TASK INSTRUCTIONS
From the entries below, work out how many lines contain the string "JSON"; answer with the number alone.

Items from an interface collection:
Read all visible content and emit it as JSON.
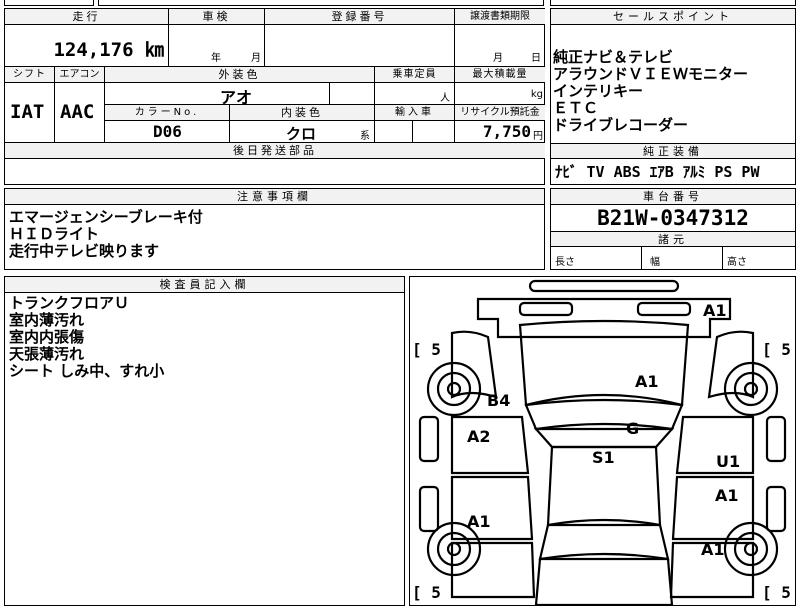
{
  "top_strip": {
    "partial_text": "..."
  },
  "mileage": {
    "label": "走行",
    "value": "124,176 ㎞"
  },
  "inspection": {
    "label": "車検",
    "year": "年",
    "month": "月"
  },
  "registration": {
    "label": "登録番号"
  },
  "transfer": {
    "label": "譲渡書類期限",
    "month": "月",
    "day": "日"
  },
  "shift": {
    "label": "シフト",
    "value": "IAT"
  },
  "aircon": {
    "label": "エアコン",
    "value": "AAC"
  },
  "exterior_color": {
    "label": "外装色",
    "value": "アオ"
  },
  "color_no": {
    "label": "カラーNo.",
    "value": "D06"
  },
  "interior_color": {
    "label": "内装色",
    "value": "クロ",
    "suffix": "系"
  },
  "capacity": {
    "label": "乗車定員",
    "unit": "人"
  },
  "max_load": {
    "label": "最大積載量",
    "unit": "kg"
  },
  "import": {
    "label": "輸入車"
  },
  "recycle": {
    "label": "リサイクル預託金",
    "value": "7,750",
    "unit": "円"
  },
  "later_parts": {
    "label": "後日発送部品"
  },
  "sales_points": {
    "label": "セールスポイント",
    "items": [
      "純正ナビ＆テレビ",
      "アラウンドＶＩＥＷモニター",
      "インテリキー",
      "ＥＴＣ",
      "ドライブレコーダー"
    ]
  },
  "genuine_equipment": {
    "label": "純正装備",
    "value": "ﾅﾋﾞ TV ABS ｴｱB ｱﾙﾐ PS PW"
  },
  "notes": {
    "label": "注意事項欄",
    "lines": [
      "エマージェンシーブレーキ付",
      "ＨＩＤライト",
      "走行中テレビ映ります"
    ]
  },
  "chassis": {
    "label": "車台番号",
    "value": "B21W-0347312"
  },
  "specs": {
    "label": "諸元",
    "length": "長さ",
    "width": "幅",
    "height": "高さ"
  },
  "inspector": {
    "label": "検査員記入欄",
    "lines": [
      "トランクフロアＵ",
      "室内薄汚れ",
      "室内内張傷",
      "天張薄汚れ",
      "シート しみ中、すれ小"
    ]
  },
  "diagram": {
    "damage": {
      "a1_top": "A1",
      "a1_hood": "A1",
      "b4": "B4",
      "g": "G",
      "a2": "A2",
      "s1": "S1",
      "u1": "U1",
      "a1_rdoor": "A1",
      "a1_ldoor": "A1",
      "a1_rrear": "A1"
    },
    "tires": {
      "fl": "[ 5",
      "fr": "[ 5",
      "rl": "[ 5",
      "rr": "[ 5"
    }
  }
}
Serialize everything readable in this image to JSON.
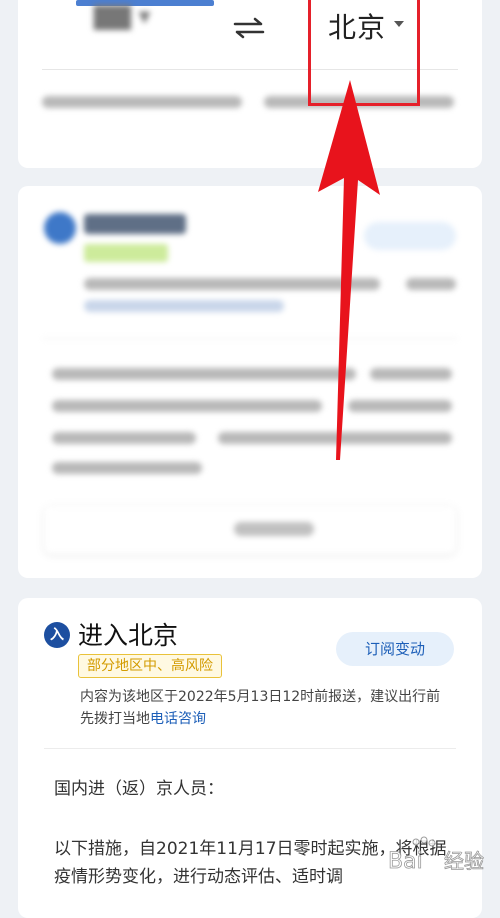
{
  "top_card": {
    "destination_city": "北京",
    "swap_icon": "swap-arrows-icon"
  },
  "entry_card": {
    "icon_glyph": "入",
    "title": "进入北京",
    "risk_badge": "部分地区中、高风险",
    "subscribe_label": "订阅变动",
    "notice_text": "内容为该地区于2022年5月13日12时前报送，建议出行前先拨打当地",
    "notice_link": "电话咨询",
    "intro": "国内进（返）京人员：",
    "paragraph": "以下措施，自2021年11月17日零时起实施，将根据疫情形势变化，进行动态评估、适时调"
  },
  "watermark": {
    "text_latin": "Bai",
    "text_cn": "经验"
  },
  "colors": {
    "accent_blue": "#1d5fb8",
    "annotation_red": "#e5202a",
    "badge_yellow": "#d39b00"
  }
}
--
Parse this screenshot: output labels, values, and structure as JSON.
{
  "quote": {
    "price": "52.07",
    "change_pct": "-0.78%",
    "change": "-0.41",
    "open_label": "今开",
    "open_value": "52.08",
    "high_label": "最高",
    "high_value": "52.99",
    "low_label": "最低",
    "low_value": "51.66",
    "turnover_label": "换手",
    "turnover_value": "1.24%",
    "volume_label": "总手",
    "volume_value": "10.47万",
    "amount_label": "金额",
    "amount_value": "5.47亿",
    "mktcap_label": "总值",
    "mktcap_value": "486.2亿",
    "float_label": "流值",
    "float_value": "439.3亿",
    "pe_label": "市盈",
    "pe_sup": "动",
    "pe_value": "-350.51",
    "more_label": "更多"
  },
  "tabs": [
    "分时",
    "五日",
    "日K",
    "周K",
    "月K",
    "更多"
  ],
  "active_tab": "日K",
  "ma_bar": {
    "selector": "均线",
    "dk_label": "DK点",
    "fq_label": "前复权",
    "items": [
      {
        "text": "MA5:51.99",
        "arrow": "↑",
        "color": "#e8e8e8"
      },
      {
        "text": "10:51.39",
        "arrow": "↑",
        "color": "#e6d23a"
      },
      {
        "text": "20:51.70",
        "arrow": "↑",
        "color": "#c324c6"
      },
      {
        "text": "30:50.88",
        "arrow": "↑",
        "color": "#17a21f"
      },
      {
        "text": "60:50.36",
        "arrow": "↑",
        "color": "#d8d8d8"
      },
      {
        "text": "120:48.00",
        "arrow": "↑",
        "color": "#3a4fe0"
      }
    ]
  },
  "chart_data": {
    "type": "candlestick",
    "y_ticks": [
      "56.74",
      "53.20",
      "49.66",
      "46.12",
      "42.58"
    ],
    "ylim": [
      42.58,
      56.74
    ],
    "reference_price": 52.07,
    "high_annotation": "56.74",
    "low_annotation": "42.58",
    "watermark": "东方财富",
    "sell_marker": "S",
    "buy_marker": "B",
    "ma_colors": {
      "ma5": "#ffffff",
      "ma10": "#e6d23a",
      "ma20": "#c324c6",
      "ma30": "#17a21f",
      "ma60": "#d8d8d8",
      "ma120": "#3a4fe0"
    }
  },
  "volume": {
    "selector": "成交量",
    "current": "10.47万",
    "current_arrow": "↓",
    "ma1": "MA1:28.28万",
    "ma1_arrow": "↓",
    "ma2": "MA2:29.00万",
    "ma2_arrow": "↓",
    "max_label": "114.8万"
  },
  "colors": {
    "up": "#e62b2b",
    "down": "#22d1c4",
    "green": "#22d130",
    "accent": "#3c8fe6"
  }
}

TASK OUTPUT
3